§ **What you are asked to do**
Among the entries that follow, how many lines contain the word "size"? Give the number alone.
*****
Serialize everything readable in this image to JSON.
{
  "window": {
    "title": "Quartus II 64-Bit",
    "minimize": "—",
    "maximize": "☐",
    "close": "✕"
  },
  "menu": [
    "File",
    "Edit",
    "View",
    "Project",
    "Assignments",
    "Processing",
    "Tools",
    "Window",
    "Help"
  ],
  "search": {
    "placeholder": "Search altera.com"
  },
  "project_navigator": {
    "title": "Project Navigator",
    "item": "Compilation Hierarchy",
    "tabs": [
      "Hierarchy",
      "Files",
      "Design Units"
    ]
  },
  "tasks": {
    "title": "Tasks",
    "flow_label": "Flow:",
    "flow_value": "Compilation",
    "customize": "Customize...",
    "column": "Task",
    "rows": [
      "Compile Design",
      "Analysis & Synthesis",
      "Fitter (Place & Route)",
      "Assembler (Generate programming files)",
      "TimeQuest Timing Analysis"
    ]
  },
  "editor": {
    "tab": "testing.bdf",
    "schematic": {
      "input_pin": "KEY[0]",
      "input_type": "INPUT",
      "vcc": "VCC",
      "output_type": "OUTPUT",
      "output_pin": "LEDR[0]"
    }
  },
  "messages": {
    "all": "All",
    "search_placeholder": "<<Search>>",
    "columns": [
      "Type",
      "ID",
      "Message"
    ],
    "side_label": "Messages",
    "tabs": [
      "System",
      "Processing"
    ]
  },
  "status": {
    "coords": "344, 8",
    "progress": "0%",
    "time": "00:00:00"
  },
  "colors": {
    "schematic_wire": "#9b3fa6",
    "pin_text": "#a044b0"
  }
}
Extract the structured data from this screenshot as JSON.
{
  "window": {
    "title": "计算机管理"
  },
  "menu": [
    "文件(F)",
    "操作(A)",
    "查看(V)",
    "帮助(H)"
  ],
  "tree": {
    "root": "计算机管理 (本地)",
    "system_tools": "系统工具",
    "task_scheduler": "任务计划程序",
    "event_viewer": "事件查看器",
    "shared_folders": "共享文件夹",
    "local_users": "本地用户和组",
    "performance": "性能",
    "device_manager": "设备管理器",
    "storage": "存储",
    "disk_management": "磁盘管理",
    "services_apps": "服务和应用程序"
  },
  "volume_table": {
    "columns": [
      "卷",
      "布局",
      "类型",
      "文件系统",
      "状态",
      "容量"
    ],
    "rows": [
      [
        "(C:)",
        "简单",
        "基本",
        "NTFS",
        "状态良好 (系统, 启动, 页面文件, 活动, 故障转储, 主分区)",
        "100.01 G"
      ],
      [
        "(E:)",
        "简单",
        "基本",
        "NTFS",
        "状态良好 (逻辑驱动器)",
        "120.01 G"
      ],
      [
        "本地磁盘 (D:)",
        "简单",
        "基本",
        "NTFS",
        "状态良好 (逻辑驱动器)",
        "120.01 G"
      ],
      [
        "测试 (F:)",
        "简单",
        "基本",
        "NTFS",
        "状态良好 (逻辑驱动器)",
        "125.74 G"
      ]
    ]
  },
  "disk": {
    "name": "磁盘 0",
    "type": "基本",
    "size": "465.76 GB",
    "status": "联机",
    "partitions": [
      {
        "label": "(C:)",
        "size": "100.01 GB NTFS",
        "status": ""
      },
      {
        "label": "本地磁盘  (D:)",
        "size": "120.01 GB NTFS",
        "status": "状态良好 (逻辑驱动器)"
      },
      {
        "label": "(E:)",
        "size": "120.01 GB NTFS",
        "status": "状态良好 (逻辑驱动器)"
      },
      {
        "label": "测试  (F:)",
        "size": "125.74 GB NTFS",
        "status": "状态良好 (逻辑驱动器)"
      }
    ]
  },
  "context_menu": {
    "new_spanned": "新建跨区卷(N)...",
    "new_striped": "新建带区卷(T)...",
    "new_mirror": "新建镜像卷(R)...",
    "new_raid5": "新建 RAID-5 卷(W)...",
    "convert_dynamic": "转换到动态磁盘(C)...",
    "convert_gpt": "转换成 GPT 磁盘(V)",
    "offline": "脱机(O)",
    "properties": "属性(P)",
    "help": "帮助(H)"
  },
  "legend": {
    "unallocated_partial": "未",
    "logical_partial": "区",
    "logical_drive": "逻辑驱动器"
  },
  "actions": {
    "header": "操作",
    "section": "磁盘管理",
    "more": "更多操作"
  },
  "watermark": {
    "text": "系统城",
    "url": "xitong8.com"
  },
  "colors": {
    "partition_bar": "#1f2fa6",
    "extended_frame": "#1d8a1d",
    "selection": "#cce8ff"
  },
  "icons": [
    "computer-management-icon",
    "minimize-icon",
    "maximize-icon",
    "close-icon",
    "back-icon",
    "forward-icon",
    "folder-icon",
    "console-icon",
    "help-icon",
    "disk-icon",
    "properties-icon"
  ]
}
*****
§ **Result of this exercise**
5